- _WHAT YOU ARE ASKED TO DO_:
Scan the entries below. Report each line where the string "name" occurs.

..............................

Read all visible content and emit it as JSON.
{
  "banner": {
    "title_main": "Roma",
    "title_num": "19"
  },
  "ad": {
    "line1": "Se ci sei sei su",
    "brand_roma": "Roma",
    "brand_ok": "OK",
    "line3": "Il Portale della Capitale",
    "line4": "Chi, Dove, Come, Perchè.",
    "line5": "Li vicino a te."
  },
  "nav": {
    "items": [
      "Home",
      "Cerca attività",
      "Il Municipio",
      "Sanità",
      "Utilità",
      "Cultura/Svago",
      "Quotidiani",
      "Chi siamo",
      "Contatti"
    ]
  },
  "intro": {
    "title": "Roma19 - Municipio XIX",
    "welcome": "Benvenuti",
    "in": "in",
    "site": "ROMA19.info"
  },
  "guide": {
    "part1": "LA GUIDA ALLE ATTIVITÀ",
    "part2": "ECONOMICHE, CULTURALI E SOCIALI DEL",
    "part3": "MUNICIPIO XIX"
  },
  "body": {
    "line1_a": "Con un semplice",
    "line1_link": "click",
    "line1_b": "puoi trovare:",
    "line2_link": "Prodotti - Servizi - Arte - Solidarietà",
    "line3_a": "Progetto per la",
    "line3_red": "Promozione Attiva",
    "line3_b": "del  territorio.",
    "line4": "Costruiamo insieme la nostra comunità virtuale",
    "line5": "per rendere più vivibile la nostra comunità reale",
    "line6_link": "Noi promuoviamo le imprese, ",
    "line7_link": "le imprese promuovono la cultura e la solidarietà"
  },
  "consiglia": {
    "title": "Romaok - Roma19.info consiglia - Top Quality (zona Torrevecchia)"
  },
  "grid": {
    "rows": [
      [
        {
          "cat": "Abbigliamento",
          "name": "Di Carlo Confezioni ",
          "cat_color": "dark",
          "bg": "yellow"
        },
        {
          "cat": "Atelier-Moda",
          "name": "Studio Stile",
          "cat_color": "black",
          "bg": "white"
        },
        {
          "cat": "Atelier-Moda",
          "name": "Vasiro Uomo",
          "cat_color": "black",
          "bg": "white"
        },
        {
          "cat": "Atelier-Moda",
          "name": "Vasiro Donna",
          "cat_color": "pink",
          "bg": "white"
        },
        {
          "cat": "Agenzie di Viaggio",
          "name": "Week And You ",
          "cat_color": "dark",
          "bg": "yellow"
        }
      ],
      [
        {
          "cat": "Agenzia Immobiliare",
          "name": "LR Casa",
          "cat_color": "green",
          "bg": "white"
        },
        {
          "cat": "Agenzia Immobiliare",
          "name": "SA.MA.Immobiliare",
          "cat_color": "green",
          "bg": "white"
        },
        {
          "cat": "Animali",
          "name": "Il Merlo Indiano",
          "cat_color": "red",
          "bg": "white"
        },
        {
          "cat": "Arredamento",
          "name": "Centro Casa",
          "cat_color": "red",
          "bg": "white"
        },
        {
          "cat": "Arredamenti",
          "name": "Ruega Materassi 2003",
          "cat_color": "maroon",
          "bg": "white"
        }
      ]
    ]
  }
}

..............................

- _SOLUTION_:
          "name": "Di Carlo Confezioni ",
          "name": "Studio Stile",
          "name": "Vasiro Uomo",
          "name": "Vasiro Donna",
          "name": "Week And You ",
          "name": "LR Casa",
          "name": "SA.MA.Immobiliare",
          "name": "Il Merlo Indiano",
          "name": "Centro Casa",
          "name": "Ruega Materassi 2003",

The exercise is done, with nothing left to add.